Friday, January 21, 2011
A Point in Favor of Anarcho-Libertarianism
A few months ago I debated David Friedman about the plausibility of his system anarcho-libertarian private companies providing all functions of government including law enforcement and courts. My argument against him then was that a necessary element of government is that it is unchallengeable in its basic legitimacy. I may dislike a specific result, but I do not have the option of simply exchanging my government like I would an insurance company, which is precisely what Friedman's system would do. Another of the major issues I have been discussing is that of the necessity of "de-citizenship" trials. Since citizenship is based on a social contract, it is necessary that everyone accept the social contract. The burden of proof should on every person to make the case that they accept the social contract. If there is any doubt about a person's acceptance then that person can and should be stripped of citizenship and placed outside the social contract. This could even apply to entire groups such as Jews. It recently occurred to me that, while a formal government, and particularly one operating on the principles of modern liberalism, might have some difficulty putting these principles into practice, a private insurance style government, like the one advocated for by Friedman, would be able to handle this quite effectively.
As I mentioned previously, one of the weaknesses of modern political thought is that it approaches the social contract as something given and not as something earned. In the extreme, this leads to modern liberal notions of an ever expanding field of rights in which every desire is transformed into a right. The reason for this is that if one does not have a sense that every right in the social contract given must be paid for in kind then one has no reason to not think of everything as a write and demand it, particularly when you take into account the assumption that every other faction in society is doing the same. For example, a gay rights advocate might hesitate to demand the right of homosexuals to blackmail the rest of society into not doing anything that might hurt their feelings if they knew that the price for this was that Evangelical Christians were to be given those same "rights" to ban gay speech "hurtful" to them. Yes everyone might have the right to life, liberty and property in some sort of theoretical moral sense, but the only way they could ever actualize those rights is if they were under the jurisdiction of some sort of government with a social contract, demanding that the government protect those rights. The price that must be paid for these rights is staggering. It means giving the government the right to kill you, imprison you and confiscate your property as long as it can claim that it is acting to protect the rights of the members of society at large.
There is a clear advantage in making every person earn their way into the social contract, mainly that it keeps everyone honest. It would make it that cheating the social contract would actually require some effort. One would actually have to watch one's thoughts and actions to make sure they complied with the spirit of the social contract. Also formalizing the social contract would stop it from turning into a magic goodie bag with which to demand anything. Modern liberal thought, by definition is incapable of this and even libertarian thought would require some arguing for.
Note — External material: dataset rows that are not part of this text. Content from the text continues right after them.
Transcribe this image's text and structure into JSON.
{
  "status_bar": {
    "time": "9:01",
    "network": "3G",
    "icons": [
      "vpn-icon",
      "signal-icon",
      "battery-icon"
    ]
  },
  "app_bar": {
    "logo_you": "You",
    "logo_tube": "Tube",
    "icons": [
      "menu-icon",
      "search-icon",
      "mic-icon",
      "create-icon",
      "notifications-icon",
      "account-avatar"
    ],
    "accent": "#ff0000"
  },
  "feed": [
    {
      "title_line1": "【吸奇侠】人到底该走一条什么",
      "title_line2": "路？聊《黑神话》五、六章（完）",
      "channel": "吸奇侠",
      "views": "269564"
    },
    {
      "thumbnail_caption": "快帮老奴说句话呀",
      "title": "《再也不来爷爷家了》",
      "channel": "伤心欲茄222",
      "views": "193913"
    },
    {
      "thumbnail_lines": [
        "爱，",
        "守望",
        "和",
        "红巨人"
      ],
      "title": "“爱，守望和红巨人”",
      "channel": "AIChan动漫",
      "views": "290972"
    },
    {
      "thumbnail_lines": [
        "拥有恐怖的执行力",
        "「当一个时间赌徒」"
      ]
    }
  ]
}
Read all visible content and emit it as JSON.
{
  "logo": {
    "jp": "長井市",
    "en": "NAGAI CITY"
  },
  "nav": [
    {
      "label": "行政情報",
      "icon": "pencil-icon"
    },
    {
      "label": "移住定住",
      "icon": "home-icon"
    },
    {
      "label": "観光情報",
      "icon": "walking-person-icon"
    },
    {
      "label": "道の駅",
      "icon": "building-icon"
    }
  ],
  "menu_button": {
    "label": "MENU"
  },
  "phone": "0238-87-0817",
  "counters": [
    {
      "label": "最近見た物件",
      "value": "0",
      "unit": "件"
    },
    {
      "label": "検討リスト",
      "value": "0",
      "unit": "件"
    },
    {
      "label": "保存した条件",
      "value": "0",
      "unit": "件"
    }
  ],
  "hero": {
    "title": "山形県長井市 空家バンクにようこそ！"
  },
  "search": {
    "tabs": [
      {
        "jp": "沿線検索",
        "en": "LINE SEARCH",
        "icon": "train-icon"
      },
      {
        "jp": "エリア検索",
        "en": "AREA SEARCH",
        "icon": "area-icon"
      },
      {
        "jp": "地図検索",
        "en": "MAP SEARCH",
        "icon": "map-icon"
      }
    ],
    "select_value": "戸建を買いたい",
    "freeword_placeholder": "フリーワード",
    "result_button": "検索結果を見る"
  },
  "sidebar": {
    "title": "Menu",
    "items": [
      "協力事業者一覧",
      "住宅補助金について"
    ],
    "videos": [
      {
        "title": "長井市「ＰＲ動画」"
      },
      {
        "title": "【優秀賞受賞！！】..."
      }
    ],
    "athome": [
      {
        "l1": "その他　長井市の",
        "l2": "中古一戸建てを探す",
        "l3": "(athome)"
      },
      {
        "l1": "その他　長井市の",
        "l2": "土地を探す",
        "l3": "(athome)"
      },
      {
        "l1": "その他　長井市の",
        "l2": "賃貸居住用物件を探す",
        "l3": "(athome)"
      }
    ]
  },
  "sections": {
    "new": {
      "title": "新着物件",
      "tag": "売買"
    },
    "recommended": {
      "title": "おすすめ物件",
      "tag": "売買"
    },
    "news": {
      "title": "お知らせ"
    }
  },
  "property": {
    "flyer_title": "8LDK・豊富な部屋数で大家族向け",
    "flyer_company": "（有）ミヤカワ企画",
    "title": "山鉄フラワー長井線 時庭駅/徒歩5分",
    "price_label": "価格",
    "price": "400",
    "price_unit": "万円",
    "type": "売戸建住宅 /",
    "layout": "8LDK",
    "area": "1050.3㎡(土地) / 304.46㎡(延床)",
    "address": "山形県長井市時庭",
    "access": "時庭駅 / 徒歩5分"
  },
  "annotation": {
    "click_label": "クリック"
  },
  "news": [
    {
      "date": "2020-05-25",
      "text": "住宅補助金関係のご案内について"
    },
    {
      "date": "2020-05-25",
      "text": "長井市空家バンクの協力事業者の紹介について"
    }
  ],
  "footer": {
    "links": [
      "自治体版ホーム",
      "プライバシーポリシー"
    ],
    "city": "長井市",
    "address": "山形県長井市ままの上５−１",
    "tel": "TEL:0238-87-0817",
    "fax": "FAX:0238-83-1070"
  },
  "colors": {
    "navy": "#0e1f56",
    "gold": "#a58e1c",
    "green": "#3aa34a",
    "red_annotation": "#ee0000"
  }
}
Abolish all traditional public government and leave everyone to sign up for a private insurance style government and the problem is instantly solved. Every person would have to convince their prospective company that they are not a liability and can be trusted to live by the agreed upon social contract. Since the bureaucrats would also be members of the same company they would be conscious of the need to not let just anyone in, but only one who would actually benefit the other members. Keep in mind that any downgrade in the company will cause members to defect in mass to another company waiting to offer a better deal. The established companies could easily come to a recognition of each other, limiting the need for warfare. What we would be left with is a two-tiered system. On the top would be those with memberships in one of the companies and then there would be everyone else, who can be shot, enslaved or imprisoned at will. The fact that these people are unable to negotiate a deal with anyone would suggest that they are either too irrational or too dangerous to be trusted and best eliminated for the benefit of those with company membership.
Not that I support anarcho-libertarianism, but this seems to be a strong point in its favor worth taking into consideration.